Demand for exotic fruits growing fast among Indians
Exotic and rare fruits like kiwi, dragon, passion, and durian saw a 96% YoY rise in demand on JD Mart
The demand for exotic fruits is growing rapidly among Indians with options like durian, dragon, passion, and kiwi increasingly finding their way to their dining tables, reports the latest JD Mart Consumer Insight.
The latest trends on JD Mart, India's latest B2B platform by Just Dial, revealed that while fruits like bananas and apples remained India's most favourite, a large section of health-conscious people are increasingly opting for exotic and rare fruits like kiwi, dragon, passion, and durian.

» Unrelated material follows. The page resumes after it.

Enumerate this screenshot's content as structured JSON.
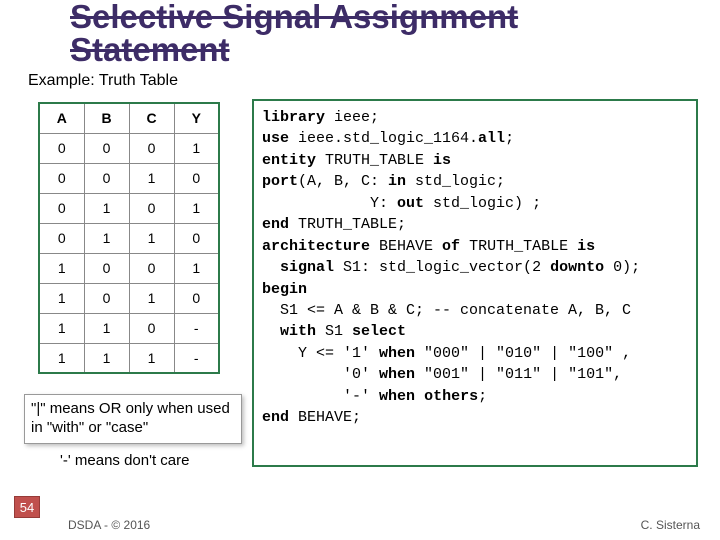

As per the latest data, among the most consumed fruits in the country, banana, apples, grapes, and pomegranates were the top draws on JD Mart. Searches for wholesalers for banana and apples contributed to almost 40 per cent of the overall searches in the fruits and vegetables category on JD Mart. Exotic and rare fruits like kiwi, dragon, passion, and durian saw a 96 per cent YOY rise in demand on JD Mart.
Commenting on the trends, Prasun Kumar, CMO, Just Dial, said: "In the last two years we have witnessed a rapid transformational change across fruits and vegetable supply chain stakeholders. As a platform, JD Mart is trying to bring both suppliers and end consumers online for a wide range of fruits and vegetables. We have seen a 44 per cent YoY rise in searches, and it is a testament to the platform's success in consolidating this industry online. As a result, we are also seeing new and emerging trends for exotic fruits and vegetables. Largely newer fruits like Kiwi, Dragon, Passion, and Durian are seeing a rise in popularity since they have become easy to be discovered and bought."
India is the second-largest producer of fruits and vegetables in the world, and is also a significant consumer market for these products.
The Government of India has identified this small yet significant sector and has announced plans to introduce the best quality of exotic food ingredients in India, by providing local farmers seeds and saplings of these plants. A three-year-project funded by the Government of India, will be importing original planting material of exotic varieties of apples, almonds, walnuts, grapes and date palm to promote cultivation of these varieties.
Among fruits, the ones that are imported in large quantities include Japan's Fuji apples and other varieties of green apples, red grapes, dates, berries, kiwi, different types of mandarin orange, pomelo, and several other varieties of citrus fruits. While some of these are easily suited to India's diverse climate conditions, others like Fuji apples and green apples are among the tougher ones to replace. However, Indian farmers are successfully cultivating an alternate variety of Fuji apples, in the form of Lal Ambri apples from Jammu and Kashmir. This hybrid variety is produced by cross-breeding Himachal Pradesh's Delicious Red apples with the indigenous Lal Ambri breed. The cream-white pulpy flesh of these (Lal Ambri) apples possesses a crisp, tender texture alongside a sweet-juicy flavour. Grown throughout the year, it is popular for raw consumption and jams, jellies and desserts.
Among green apples, the Granny Smith variety grown in Himachal Pradesh serves as a good alternative to the imported ones from the US. These have a grass-green peel with white dots. The crunchy and juicy flesh is deliciously tarty, and makes an excellent choice for making pies, cakes, and pastries. The country's grape production centres are Maharashtra (contributing to over 80 per cent of India's grape production) and Karnataka. These states primarily focus on table grapes and give imported varieties a run for their quality.